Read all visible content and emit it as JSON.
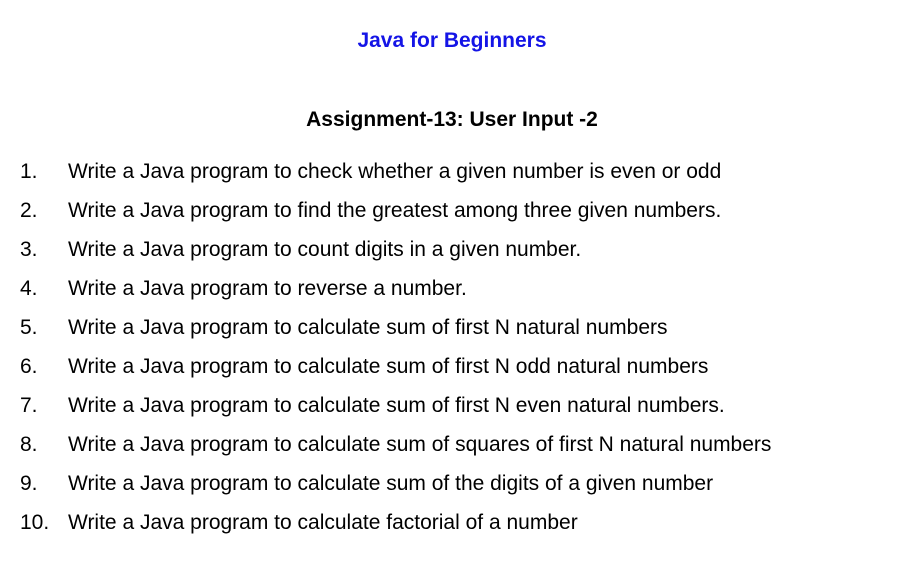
{
  "document": {
    "title": "Java for Beginners",
    "subtitle": "Assignment-13: User Input -2",
    "title_color": "#1414e6",
    "tasks": [
      {
        "number": "1.",
        "text": "Write a Java program to check whether a given number is even or odd"
      },
      {
        "number": "2.",
        "text": "Write a Java program to find the greatest among three given numbers."
      },
      {
        "number": "3.",
        "text": "Write a Java program to count digits in a given number."
      },
      {
        "number": "4.",
        "text": "Write a Java program to reverse a number."
      },
      {
        "number": "5.",
        "text": "Write a Java program to calculate sum of first N natural numbers"
      },
      {
        "number": "6.",
        "text": "Write a Java program to calculate sum of first N odd natural numbers"
      },
      {
        "number": "7.",
        "text": "Write a Java program to calculate sum of first N even natural numbers."
      },
      {
        "number": "8.",
        "text": "Write a Java program to calculate sum of squares of first N natural numbers"
      },
      {
        "number": "9.",
        "text": "Write a Java program to calculate sum of the digits of a given number"
      },
      {
        "number": "10.",
        "text": "Write a Java program to calculate factorial of a number"
      }
    ]
  }
}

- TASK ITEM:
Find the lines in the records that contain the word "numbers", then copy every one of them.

- OUTPUT OF THE EXERCISE:
        "text": "Write a Java program to find the greatest among three given numbers."
        "text": "Write a Java program to calculate sum of first N natural numbers"
        "text": "Write a Java program to calculate sum of first N odd natural numbers"
        "text": "Write a Java program to calculate sum of first N even natural numbers."
        "text": "Write a Java program to calculate sum of squares of first N natural numbers"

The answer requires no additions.